Grammar schools in Tunbridge Wells and Tonbridge could be expanded
Headteachers have cautiously welcomed a government grant that could allow grammar schools to expand.
The Department for Education has pledged £50million to create more spaces in selective state schools.
This could see England’s 163 grammar schools given around £300,000 each in a move ministers say ‘will offer more choice’ for parents.
Weald of Kent Grammar School in Tonbridge opened an annexe in Sevenoaks last year and its Headteacher, Maureen Johnson, commented on last week’s announcement.
She said: “I am pleased to hear the Government is still committed to increasing parental choice through offering grammar schools the chance to expand.
“Governors at the school are absolutely behind the need for grammar schools to encourage students from all backgrounds to see a grammar school education as a real option.”
For grammars to take on more pupils they will have to submit plans setting out how they will boost the numbers of disadvantaged pupils they admit.
Critics have argued that selective education hinders social mobility and does not benefit the education of pupils.
Mrs Johnson added that the announcement comes in midst of a ‘prolonged period of underfunding’.
“The announcement fails to address the immediate and pressing issues that all schools, primary, secondary and special face which is to manage inadequate budgets whilst still trying to deliver the best education possible.”
The announcement follows news that Kent County Council is looking to create openings at five schools to meet a capacity need, with hundreds of homes set to be built in West Kent in the next 15 years.
County Hall reported in December last year that more than £25million had been set aside for this.

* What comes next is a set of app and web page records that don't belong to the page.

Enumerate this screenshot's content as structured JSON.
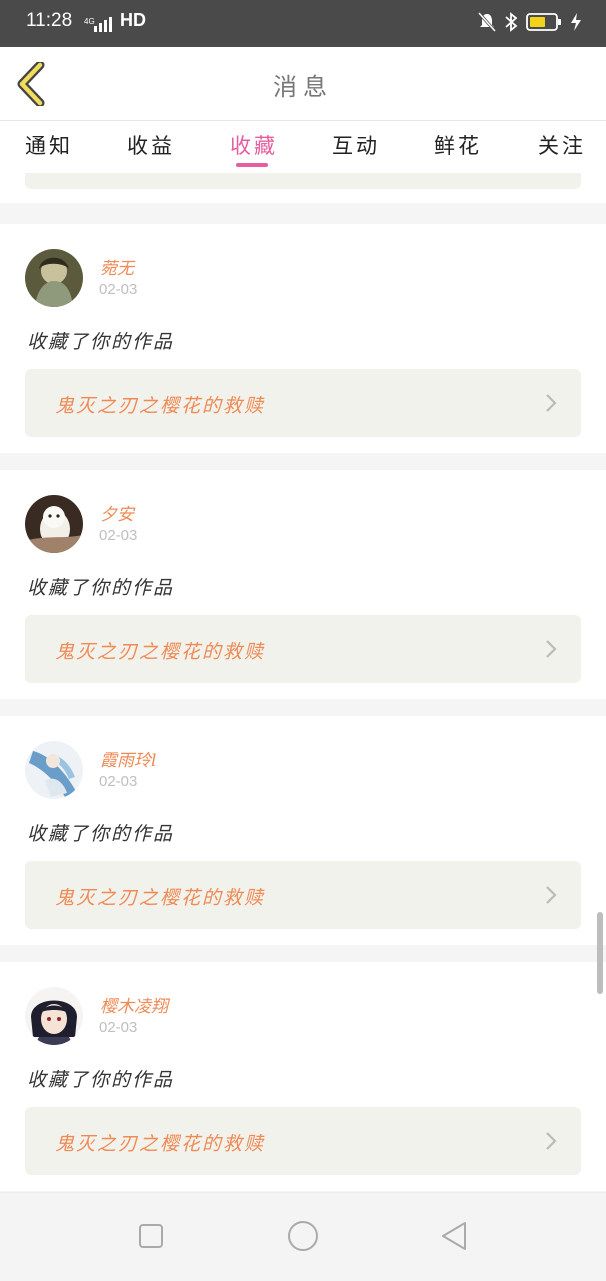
{
  "status_bar": {
    "time": "11:28",
    "network": "4G",
    "hd": "HD",
    "icons": [
      "mute-icon",
      "bluetooth-icon",
      "battery-icon",
      "charging-icon"
    ]
  },
  "header": {
    "title": "消息",
    "back_icon": "chevron-left-icon"
  },
  "tabs": [
    {
      "label": "通知",
      "active": false
    },
    {
      "label": "收益",
      "active": false
    },
    {
      "label": "收藏",
      "active": true
    },
    {
      "label": "互动",
      "active": false
    },
    {
      "label": "鲜花",
      "active": false
    },
    {
      "label": "关注",
      "active": false
    }
  ],
  "colors": {
    "accent": "#e55fa0",
    "name_orange": "#ef8a55",
    "card_box": "#f2f2ec"
  },
  "notifications": [
    {
      "username": "菀无",
      "date": "02-03",
      "action": "收藏了你的作品",
      "work_title": "鬼灭之刃之樱花的救赎"
    },
    {
      "username": "夕安",
      "date": "02-03",
      "action": "收藏了你的作品",
      "work_title": "鬼灭之刃之樱花的救赎"
    },
    {
      "username": "霞雨玲l",
      "date": "02-03",
      "action": "收藏了你的作品",
      "work_title": "鬼灭之刃之樱花的救赎"
    },
    {
      "username": "樱木凌翔",
      "date": "02-03",
      "action": "收藏了你的作品",
      "work_title": "鬼灭之刃之樱花的救赎"
    }
  ],
  "nav_bar": [
    "square-icon",
    "circle-icon",
    "triangle-back-icon"
  ]
}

Edward Wesson, Headmaster of The Skinners’ School in Tunbridge Wells, said: “It is a bit odd hearing this announcement in the context of basic needs expansion of places in West Kent.
“Over recent years, that has included grammar school expansion.
“As a result I think this £50million pot is irrelevant to Kent, so, as much as I would like to attract more money, I doubt it will mean much to us as a school.
“However we have opened up our admissions to pupils on Free School Meals by prioritising their admission to the school and will continue to do so and to work with other schools locally as well.”